As an extension of the last post about filters and selection steps, we will focus our attention on writing logical SQL statements to help write more flexible ways to limit our data writing case statements.
If you want to write logical SQL for the where clause in the query we will have to use the filtering option over the selection steps because we’re able to convert filters into SQL which we can customize or we can add a SQL statement straight to the filter without converting it. [message_box title=”NOTE” color=”yellow”]Once you convert a filter to SQL you will not be able to revert it back to the original dialog box and will only be able to edit it in the Advanced SQL Filter box. [/message_box] A powerful feature of the filters is that it allows you to write SQL statements and that will affect the where clause of an analysis. This allows you to potentially write more complex statements for your filtering needs. Unfortunately, the Selection Steps option does not allow this option and may be a limiting factor in using the selection steps for limiting the data. Selection steps do allow you to use a good amount of logical statements to limit your data but you cannot code it yourself.

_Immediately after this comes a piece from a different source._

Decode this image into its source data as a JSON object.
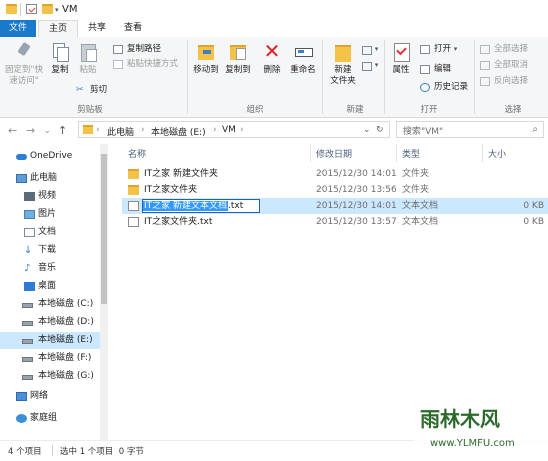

To in order to create an advanced SQL filter, navigate to the Criteria tab of your analysis and create a filter for one of your columns:
Once you select “Convert this filter to SQL” the next box will allow you to write your own SQL code for the filter, if there are more options selected before you convert your SQL, it will convert that as well.
This feature is generally not necessary but it is good for users who want advanced filtering capabilities.